The researchers have included more extensive and up-to-date data than what has been done in previous studies. In total, data from 70 countries were included. As previous research focused mostly on low and medium countries. The current study included many high costs.
The relationship between education, obesity and GDP
The results of this study confirm that there is an association between obesity, education and GDP. Obesity increases with increasing GDP, but only of those who have a low level of education. There is no significant increase in obesity in those with higher education.
- In countries with high GDP there is more obesity with higher education.
- In countries with high GDP there is more obesity with less education.
The study also found that the relationship between women was marked somewhat higher than that of men.
“When countries become richer, the living conditions change that affect the weight of those with less education,” says lead author Jonas Minette King.
King is an associate professor at the Norwegian Institute of Health Management and Department of Health Stocks, a researcher at the University of Oslo.

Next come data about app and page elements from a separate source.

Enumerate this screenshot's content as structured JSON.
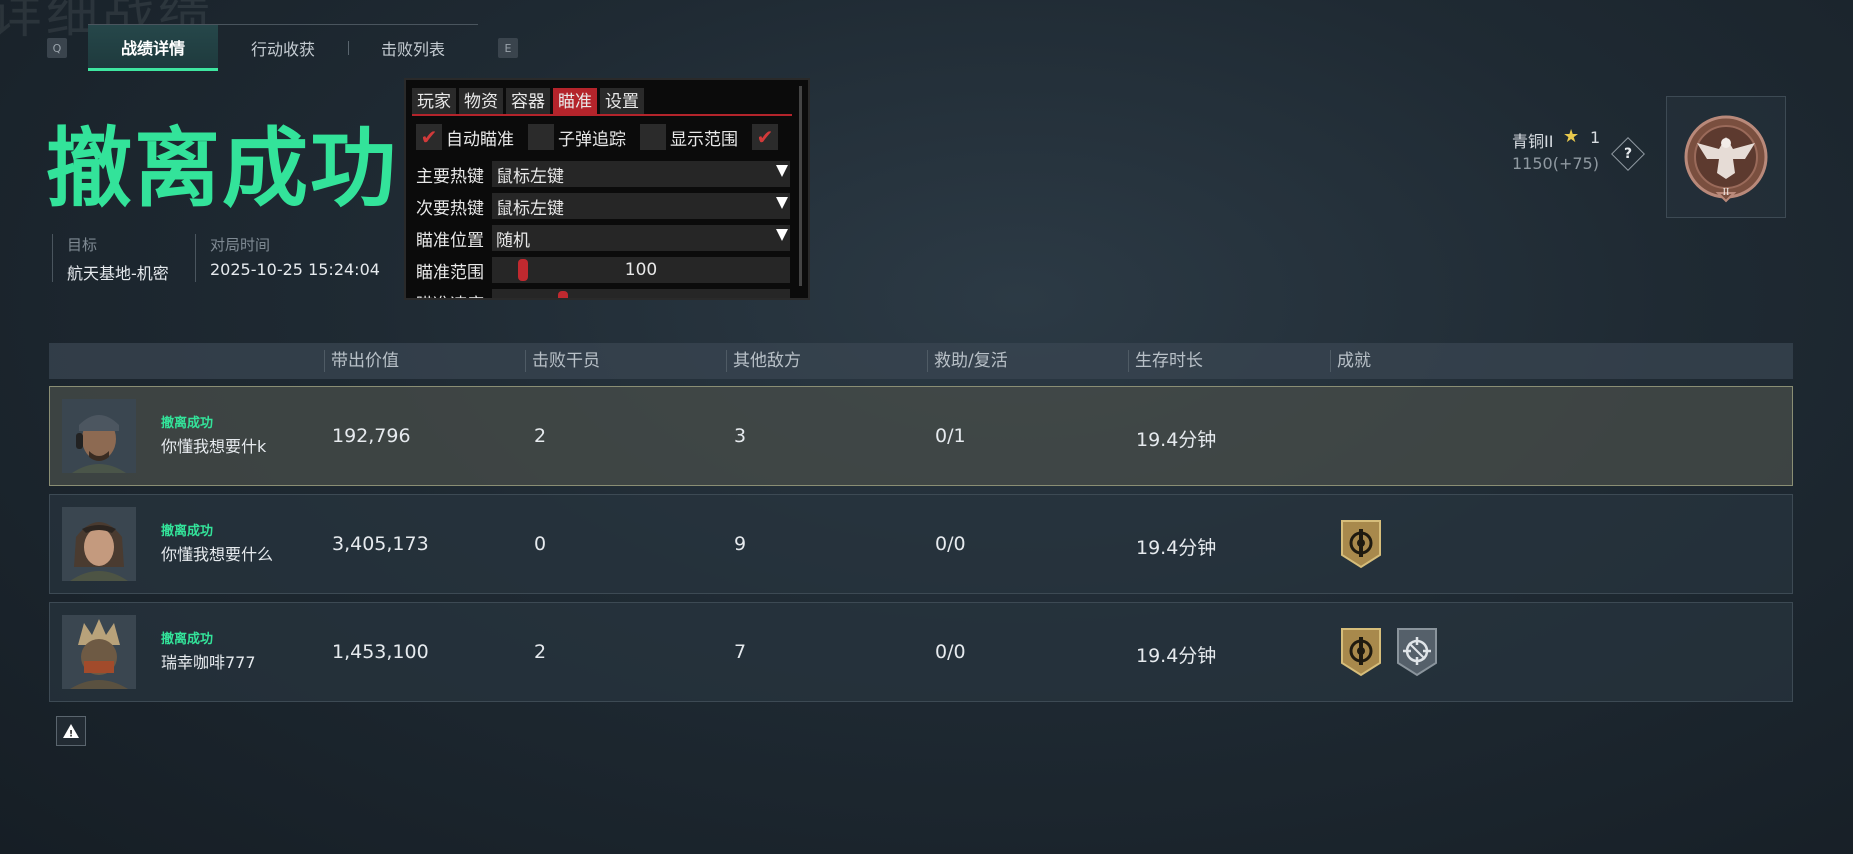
{
  "bg_title": "详细战绩",
  "hotkeys": {
    "prev": "Q",
    "next": "E"
  },
  "tabs": [
    {
      "label": "战绩详情",
      "active": true
    },
    {
      "label": "行动收获",
      "active": false
    },
    {
      "label": "击败列表",
      "active": false
    }
  ],
  "result_title": "撤离成功",
  "meta": {
    "target_label": "目标",
    "target_value": "航天基地-机密",
    "time_label": "对局时间",
    "time_value": "2025-10-25 15:24:04"
  },
  "overlay": {
    "tabs": [
      "玩家",
      "物资",
      "容器",
      "瞄准",
      "设置"
    ],
    "active_tab": "瞄准",
    "checks": [
      {
        "label": "自动瞄准",
        "checked": true
      },
      {
        "label": "子弹追踪",
        "checked": false
      },
      {
        "label": "显示范围",
        "checked": false
      },
      {
        "label": "",
        "checked": true
      }
    ],
    "rows": [
      {
        "label": "主要热键",
        "value": "鼠标左键"
      },
      {
        "label": "次要热键",
        "value": "鼠标左键"
      },
      {
        "label": "瞄准位置",
        "value": "随机"
      }
    ],
    "range_label": "瞄准范围",
    "range_value": "100",
    "cut_label": "瞄准速度"
  },
  "rank": {
    "name": "青铜II",
    "stars": "1",
    "points": "1150(+75)",
    "help": "?",
    "emblem_numeral": "II"
  },
  "table": {
    "headers": [
      "带出价值",
      "击败干员",
      "其他敌方",
      "救助/复活",
      "生存时长",
      "成就"
    ],
    "rows": [
      {
        "status": "撤离成功",
        "name": "你懂我想要什k",
        "value": "192,796",
        "kills": "2",
        "others": "3",
        "assist": "0/1",
        "time": "19.4分钟",
        "badges": [],
        "highlight": true
      },
      {
        "status": "撤离成功",
        "name": "你懂我想要什么",
        "value": "3,405,173",
        "kills": "0",
        "others": "9",
        "assist": "0/0",
        "time": "19.4分钟",
        "badges": [
          "gold-badge-icon"
        ],
        "highlight": false
      },
      {
        "status": "撤离成功",
        "name": "瑞幸咖啡777",
        "value": "1,453,100",
        "kills": "2",
        "others": "7",
        "assist": "0/0",
        "time": "19.4分钟",
        "badges": [
          "gold-badge-icon",
          "grey-crosshair-badge-icon"
        ],
        "highlight": false
      }
    ]
  },
  "warning_icon": "!",
  "colors": {
    "accent": "#33e39a",
    "overlay_accent": "#b4242b",
    "star": "#e9c94d"
  }
}
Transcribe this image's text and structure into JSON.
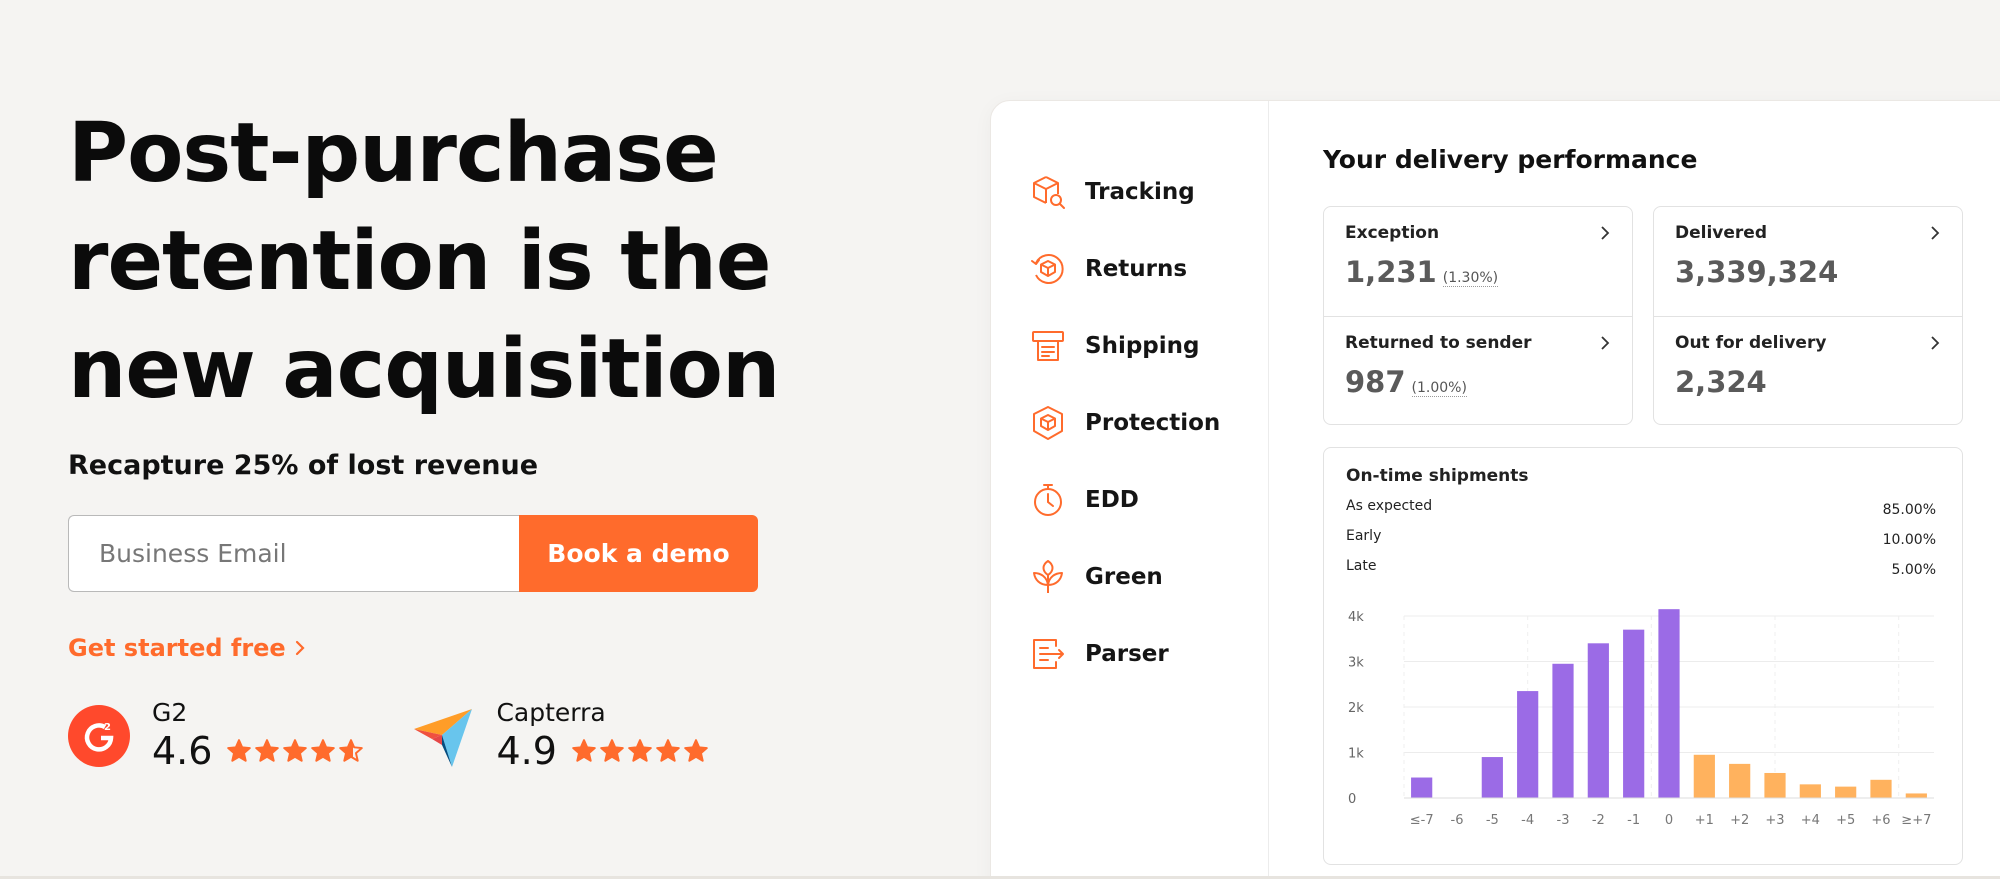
{
  "hero": {
    "headline": [
      "Post-purchase",
      "retention is the",
      "new acquisition"
    ],
    "subheadline": "Recapture 25% of lost revenue",
    "email_placeholder": "Business Email",
    "demo_button": "Book a demo",
    "get_started": "Get started free",
    "ratings": [
      {
        "brand": "G2",
        "score": "4.6",
        "stars": 4.6,
        "icon": "g2-logo"
      },
      {
        "brand": "Capterra",
        "score": "4.9",
        "stars": 4.9,
        "icon": "capterra-logo"
      }
    ]
  },
  "colors": {
    "accent": "#ff6b2c",
    "purple": "#9b6be6",
    "orange_bar": "#ffb25e"
  },
  "sidebar": {
    "items": [
      {
        "label": "Tracking",
        "icon": "box-search-icon"
      },
      {
        "label": "Returns",
        "icon": "return-box-icon"
      },
      {
        "label": "Shipping",
        "icon": "printer-icon"
      },
      {
        "label": "Protection",
        "icon": "shield-box-icon"
      },
      {
        "label": "EDD",
        "icon": "stopwatch-icon"
      },
      {
        "label": "Green",
        "icon": "leaf-icon"
      },
      {
        "label": "Parser",
        "icon": "document-arrow-icon"
      }
    ]
  },
  "main": {
    "title": "Your delivery performance",
    "stats": [
      {
        "label": "Exception",
        "value": "1,231",
        "pct": "(1.30%)"
      },
      {
        "label": "Returned to sender",
        "value": "987",
        "pct": "(1.00%)"
      },
      {
        "label": "Delivered",
        "value": "3,339,324",
        "pct": ""
      },
      {
        "label": "Out for delivery",
        "value": "2,324",
        "pct": ""
      }
    ],
    "chart_title": "On-time shipments",
    "legend": [
      {
        "label": "As expected",
        "pct": "85.00%"
      },
      {
        "label": "Early",
        "pct": "10.00%"
      },
      {
        "label": "Late",
        "pct": "5.00%"
      }
    ]
  },
  "chart_data": {
    "type": "bar",
    "title": "On-time shipments",
    "categories": [
      "≤-7",
      "-6",
      "-5",
      "-4",
      "-3",
      "-2",
      "-1",
      "0",
      "+1",
      "+2",
      "+3",
      "+4",
      "+5",
      "+6",
      "≥+7"
    ],
    "values": [
      450,
      0,
      900,
      2350,
      2950,
      3400,
      3700,
      4150,
      950,
      750,
      550,
      300,
      250,
      400,
      100
    ],
    "bar_groups": [
      "early",
      "early",
      "early",
      "early",
      "early",
      "early",
      "early",
      "early",
      "late",
      "late",
      "late",
      "late",
      "late",
      "late",
      "late"
    ],
    "yticks": [
      "0",
      "1k",
      "2k",
      "3k",
      "4k"
    ],
    "ylim": [
      0,
      4000
    ],
    "grid": true
  }
}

For example, earlier literature suggests that less education in poorer countries is associated with higher nutritional consumption, and limited resources available for physical activity. These conditions limit obesity among those with less education in developing countries.
“In countries with rich economies based on more and more services and technology industries, most people can combine calorie-rich foods and, overall, have less work to do with physically demanding. Obesity increases in those with less education in DP countries, ”explains Kingi.
Because the association was perceived to be more pronounced in women, men are not as clear in comparison. Studies have not examined whether differences between the sexes are significant. But it may be that women and men often have different educational backgrounds and businesses, and they experience different standards and ideologies from their society.
About the study
The researchers collected data on the education, age, gender, height and weight of individuals from 70 different countries. They used various statistical methods to analyze the association between obesity and GPD through education.
A major strength of this study is that it covers many countries and has used both absolute and relative academic fields.
It is important to emphasize that he did not study addiction because of the study. Researchers cannot determine, for example, whether it is education and GDP that affect obesity or vice versa. Nor can they be convinced that the results are influenced by other factors not included in the study. Another limitation of the study is that it uses self-reported height and weight, which is not the maximum.
Nevertheless, King believes that the results of this study may be useful for health promotion work to emphasize the interplay between health and promotion factors and obesity. Perhaps especially in developing countries, health promotion efforts should pay attention to these factors.